> [Exercise brief]: Could you copy the records below exactly, leaving out any pictures?

***** Records for this task *****

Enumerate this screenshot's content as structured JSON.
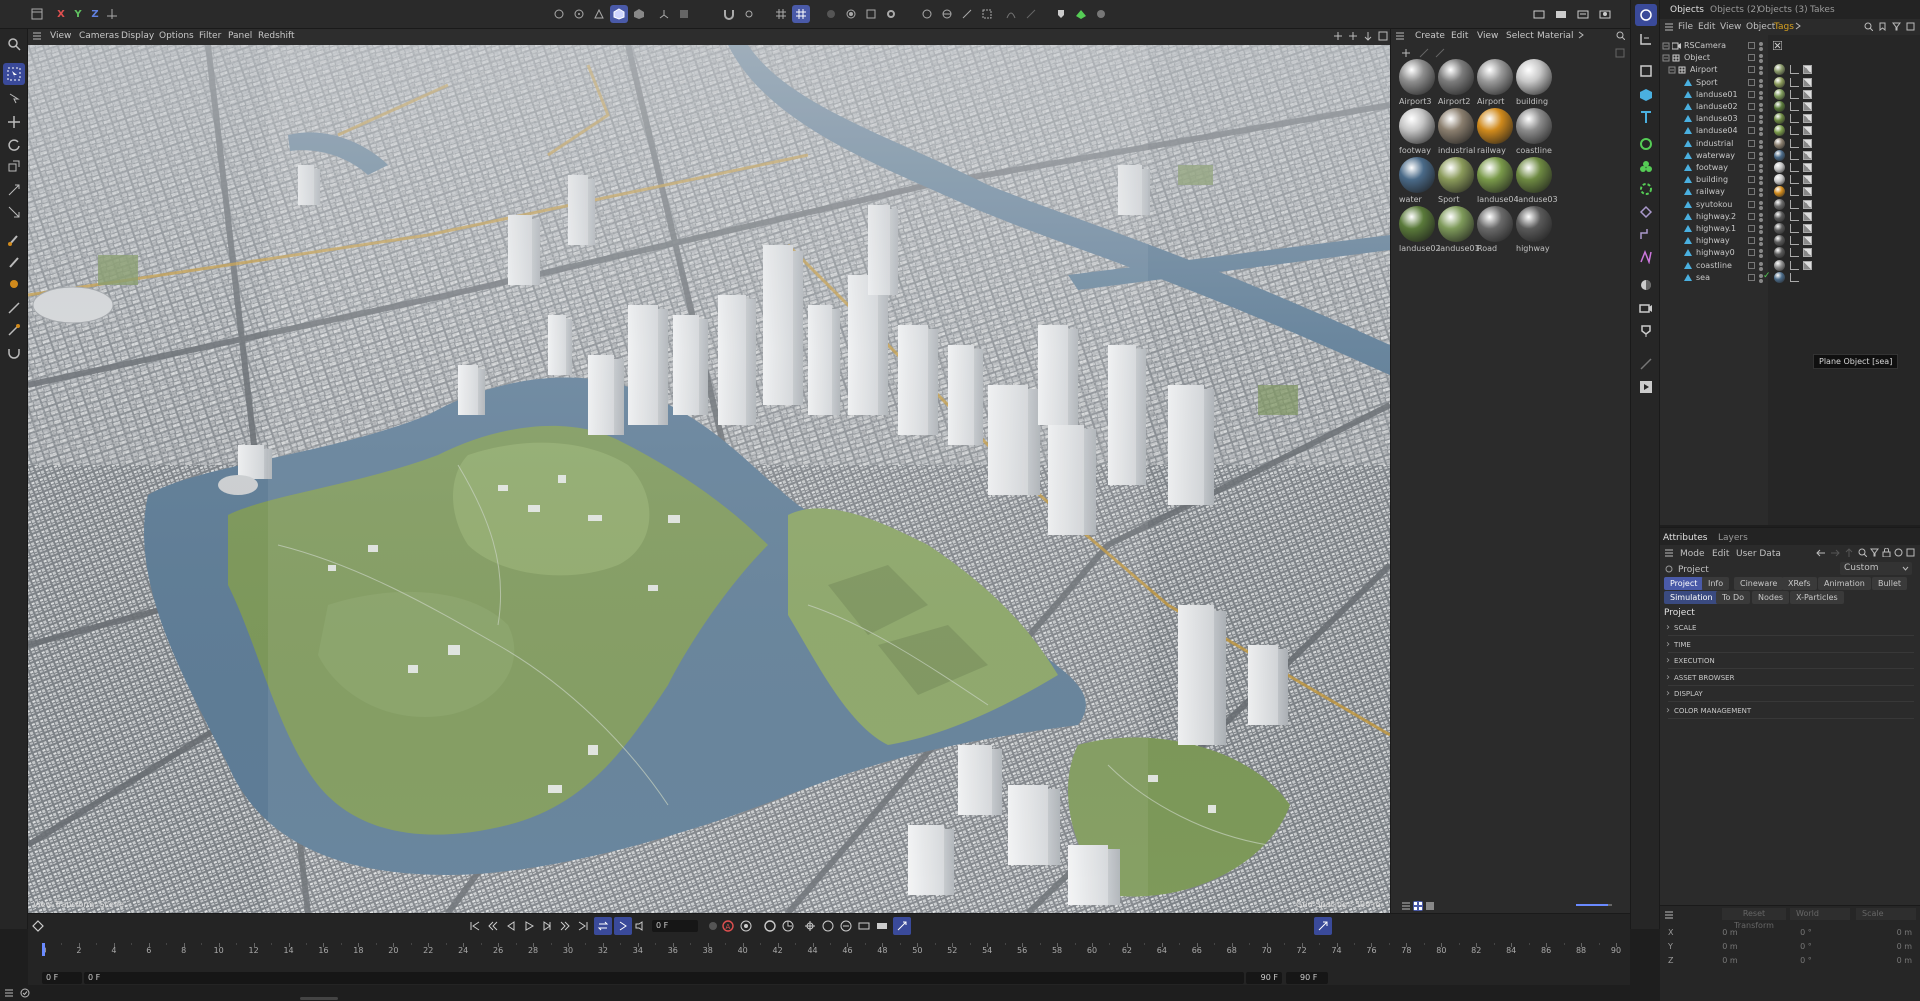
{
  "topbar": {
    "axis_x": "X",
    "axis_y": "Y",
    "axis_z": "Z"
  },
  "viewport": {
    "menu": [
      "View",
      "Cameras",
      "Display",
      "Options",
      "Filter",
      "Panel",
      "Redshift"
    ],
    "label": "View Transform: Scene",
    "grid_spacing": "Grid Spacing : 500 m"
  },
  "material_manager": {
    "menu": [
      "Create",
      "Edit",
      "View",
      "Select",
      "Material"
    ],
    "materials": [
      {
        "name": "Airport3",
        "color": "#8e8e8e"
      },
      {
        "name": "Airport2",
        "color": "#7c7c7c"
      },
      {
        "name": "Airport",
        "color": "#9a9a9a"
      },
      {
        "name": "building",
        "color": "#c8c8c8"
      },
      {
        "name": "footway",
        "color": "#c4c4c4"
      },
      {
        "name": "industrial",
        "color": "#8a7e6e"
      },
      {
        "name": "railway",
        "color": "#d08a1c"
      },
      {
        "name": "coastline",
        "color": "#8c8c8c"
      },
      {
        "name": "water",
        "color": "#4a6a88"
      },
      {
        "name": "Sport",
        "color": "#8a9a5a"
      },
      {
        "name": "landuse04",
        "color": "#7a9a4a"
      },
      {
        "name": "landuse03",
        "color": "#6e8a42"
      },
      {
        "name": "landuse02",
        "color": "#5a7a3a"
      },
      {
        "name": "landuse01",
        "color": "#7e9a5a"
      },
      {
        "name": "Road",
        "color": "#6a6a6a"
      },
      {
        "name": "highway",
        "color": "#5a5a5a"
      }
    ]
  },
  "object_manager": {
    "tabs": [
      "Objects",
      "Objects (2)",
      "Objects (3)",
      "Takes"
    ],
    "menu": [
      "File",
      "Edit",
      "View",
      "Object",
      "Tags"
    ],
    "objects": [
      {
        "name": "RSCamera",
        "indent": 0,
        "tag_color": null
      },
      {
        "name": "Object",
        "indent": 0,
        "tag_color": null
      },
      {
        "name": "Airport",
        "indent": 1,
        "tag_color": "#8a9a6a"
      },
      {
        "name": "Sport",
        "indent": 2,
        "tag_color": "#8a9a5a"
      },
      {
        "name": "landuse01",
        "indent": 2,
        "tag_color": "#7e9a5a"
      },
      {
        "name": "landuse02",
        "indent": 2,
        "tag_color": "#5a7a3a"
      },
      {
        "name": "landuse03",
        "indent": 2,
        "tag_color": "#6e8a42"
      },
      {
        "name": "landuse04",
        "indent": 2,
        "tag_color": "#7a9a4a"
      },
      {
        "name": "industrial",
        "indent": 2,
        "tag_color": "#8a7e6e"
      },
      {
        "name": "waterway",
        "indent": 2,
        "tag_color": "#4a6a88"
      },
      {
        "name": "footway",
        "indent": 2,
        "tag_color": "#c4c4c4"
      },
      {
        "name": "building",
        "indent": 2,
        "tag_color": "#c8c8c8"
      },
      {
        "name": "railway",
        "indent": 2,
        "tag_color": "#d08a1c"
      },
      {
        "name": "syutokou",
        "indent": 2,
        "tag_color": "#6a6a6a"
      },
      {
        "name": "highway.2",
        "indent": 2,
        "tag_color": "#5a5a5a"
      },
      {
        "name": "highway.1",
        "indent": 2,
        "tag_color": "#5a5a5a"
      },
      {
        "name": "highway",
        "indent": 2,
        "tag_color": "#5a5a5a"
      },
      {
        "name": "highway0",
        "indent": 2,
        "tag_color": "#5a5a5a"
      },
      {
        "name": "coastline",
        "indent": 2,
        "tag_color": "#8c8c8c"
      },
      {
        "name": "sea",
        "indent": 2,
        "tag_color": "#4a6a88"
      }
    ],
    "tooltip": "Plane Object [sea]"
  },
  "attributes": {
    "tabs": [
      "Attributes",
      "Layers"
    ],
    "menu": [
      "Mode",
      "Edit",
      "User Data"
    ],
    "object_label": "Project",
    "preset": "Custom",
    "pills_row1": [
      "Project",
      "Info",
      "Cineware",
      "XRefs",
      "Animation",
      "Bullet"
    ],
    "pills_row2": [
      "Simulation",
      "To Do",
      "Nodes",
      "X-Particles"
    ],
    "section_title": "Project",
    "sections": [
      "SCALE",
      "TIME",
      "EXECUTION",
      "ASSET BROWSER",
      "DISPLAY",
      "COLOR MANAGEMENT"
    ]
  },
  "coordinates": {
    "reset": "Reset Transform",
    "space": "World",
    "mode": "Scale",
    "rows": [
      {
        "axis": "X",
        "pos": "0 m",
        "rot": "0 °",
        "scale": "0 m"
      },
      {
        "axis": "Y",
        "pos": "0 m",
        "rot": "0 °",
        "scale": "0 m"
      },
      {
        "axis": "Z",
        "pos": "0 m",
        "rot": "0 °",
        "scale": "0 m"
      }
    ]
  },
  "timeline": {
    "current_frame": "0 F",
    "start": "0 F",
    "min": "0 F",
    "max": "90 F",
    "end": "90 F",
    "ticks": [
      0,
      2,
      4,
      6,
      8,
      10,
      12,
      14,
      16,
      18,
      20,
      22,
      24,
      26,
      28,
      30,
      32,
      34,
      36,
      38,
      40,
      42,
      44,
      46,
      48,
      50,
      52,
      54,
      56,
      58,
      60,
      62,
      64,
      66,
      68,
      70,
      72,
      74,
      76,
      78,
      80,
      82,
      84,
      86,
      88,
      90
    ]
  },
  "colors": {
    "accent": "#4a5aa8",
    "panel": "#2b2b2b",
    "water": "#5f7e98",
    "park": "#7e9a5a"
  }
}
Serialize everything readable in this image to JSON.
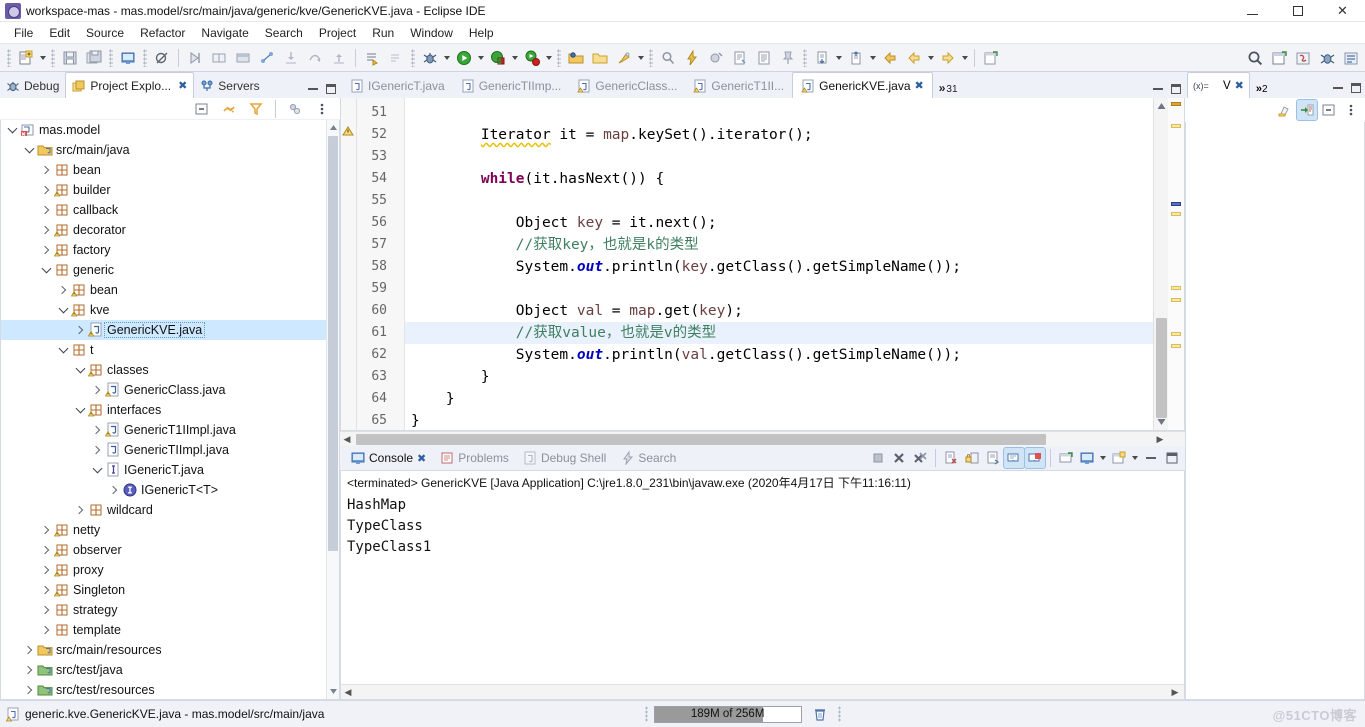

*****

> [Response area]:
Enumerate this screenshot's content as structured JSON.
{
  "topbar": {
    "axis_x": "X",
    "axis_y": "Y",
    "axis_z": "Z"
  },
  "viewport": {
    "menu": [
      "View",
      "Cameras",
      "Display",
      "Options",
      "Filter",
      "Panel",
      "Redshift"
    ],
    "label": "View Transform: Scene",
    "grid_spacing": "Grid Spacing : 500 m"
  },
  "material_manager": {
    "menu": [
      "Create",
      "Edit",
      "View",
      "Select",
      "Material"
    ],
    "materials": [
      {
        "name": "Airport3",
        "color": "#8e8e8e"
      },
      {
        "name": "Airport2",
        "color": "#7c7c7c"
      },
      {
        "name": "Airport",
        "color": "#9a9a9a"
      },
      {
        "name": "building",
        "color": "#c8c8c8"
      },
      {
        "name": "footway",
        "color": "#c4c4c4"
      },
      {
        "name": "industrial",
        "color": "#8a7e6e"
      },
      {
        "name": "railway",
        "color": "#d08a1c"
      },
      {
        "name": "coastline",
        "color": "#8c8c8c"
      },
      {
        "name": "water",
        "color": "#4a6a88"
      },
      {
        "name": "Sport",
        "color": "#8a9a5a"
      },
      {
        "name": "landuse04",
        "color": "#7a9a4a"
      },
      {
        "name": "landuse03",
        "color": "#6e8a42"
      },
      {
        "name": "landuse02",
        "color": "#5a7a3a"
      },
      {
        "name": "landuse01",
        "color": "#7e9a5a"
      },
      {
        "name": "Road",
        "color": "#6a6a6a"
      },
      {
        "name": "highway",
        "color": "#5a5a5a"
      }
    ]
  },
  "object_manager": {
    "tabs": [
      "Objects",
      "Objects (2)",
      "Objects (3)",
      "Takes"
    ],
    "menu": [
      "File",
      "Edit",
      "View",
      "Object",
      "Tags"
    ],
    "objects": [
      {
        "name": "RSCamera",
        "indent": 0,
        "tag_color": null
      },
      {
        "name": "Object",
        "indent": 0,
        "tag_color": null
      },
      {
        "name": "Airport",
        "indent": 1,
        "tag_color": "#8a9a6a"
      },
      {
        "name": "Sport",
        "indent": 2,
        "tag_color": "#8a9a5a"
      },
      {
        "name": "landuse01",
        "indent": 2,
        "tag_color": "#7e9a5a"
      },
      {
        "name": "landuse02",
        "indent": 2,
        "tag_color": "#5a7a3a"
      },
      {
        "name": "landuse03",
        "indent": 2,
        "tag_color": "#6e8a42"
      },
      {
        "name": "landuse04",
        "indent": 2,
        "tag_color": "#7a9a4a"
      },
      {
        "name": "industrial",
        "indent": 2,
        "tag_color": "#8a7e6e"
      },
      {
        "name": "waterway",
        "indent": 2,
        "tag_color": "#4a6a88"
      },
      {
        "name": "footway",
        "indent": 2,
        "tag_color": "#c4c4c4"
      },
      {
        "name": "building",
        "indent": 2,
        "tag_color": "#c8c8c8"
      },
      {
        "name": "railway",
        "indent": 2,
        "tag_color": "#d08a1c"
      },
      {
        "name": "syutokou",
        "indent": 2,
        "tag_color": "#6a6a6a"
      },
      {
        "name": "highway.2",
        "indent": 2,
        "tag_color": "#5a5a5a"
      },
      {
        "name": "highway.1",
        "indent": 2,
        "tag_color": "#5a5a5a"
      },
      {
        "name": "highway",
        "indent": 2,
        "tag_color": "#5a5a5a"
      },
      {
        "name": "highway0",
        "indent": 2,
        "tag_color": "#5a5a5a"
      },
      {
        "name": "coastline",
        "indent": 2,
        "tag_color": "#8c8c8c"
      },
      {
        "name": "sea",
        "indent": 2,
        "tag_color": "#4a6a88"
      }
    ],
    "tooltip": "Plane Object [sea]"
  },
  "attributes": {
    "tabs": [
      "Attributes",
      "Layers"
    ],
    "menu": [
      "Mode",
      "Edit",
      "User Data"
    ],
    "object_label": "Project",
    "preset": "Custom",
    "pills_row1": [
      "Project",
      "Info",
      "Cineware",
      "XRefs",
      "Animation",
      "Bullet"
    ],
    "pills_row2": [
      "Simulation",
      "To Do",
      "Nodes",
      "X-Particles"
    ],
    "section_title": "Project",
    "sections": [
      "SCALE",
      "TIME",
      "EXECUTION",
      "ASSET BROWSER",
      "DISPLAY",
      "COLOR MANAGEMENT"
    ]
  },
  "coordinates": {
    "reset": "Reset Transform",
    "space": "World",
    "mode": "Scale",
    "rows": [
      {
        "axis": "X",
        "pos": "0 m",
        "rot": "0 °",
        "scale": "0 m"
      },
      {
        "axis": "Y",
        "pos": "0 m",
        "rot": "0 °",
        "scale": "0 m"
      },
      {
        "axis": "Z",
        "pos": "0 m",
        "rot": "0 °",
        "scale": "0 m"
      }
    ]
  },
  "timeline": {
    "current_frame": "0 F",
    "start": "0 F",
    "min": "0 F",
    "max": "90 F",
    "end": "90 F",
    "ticks": [
      0,
      2,
      4,
      6,
      8,
      10,
      12,
      14,
      16,
      18,
      20,
      22,
      24,
      26,
      28,
      30,
      32,
      34,
      36,
      38,
      40,
      42,
      44,
      46,
      48,
      50,
      52,
      54,
      56,
      58,
      60,
      62,
      64,
      66,
      68,
      70,
      72,
      74,
      76,
      78,
      80,
      82,
      84,
      86,
      88,
      90
    ]
  },
  "colors": {
    "accent": "#4a5aa8",
    "panel": "#2b2b2b",
    "water": "#5f7e98",
    "park": "#7e9a5a"
  }
}
Serialize everything readable in this image to JSON.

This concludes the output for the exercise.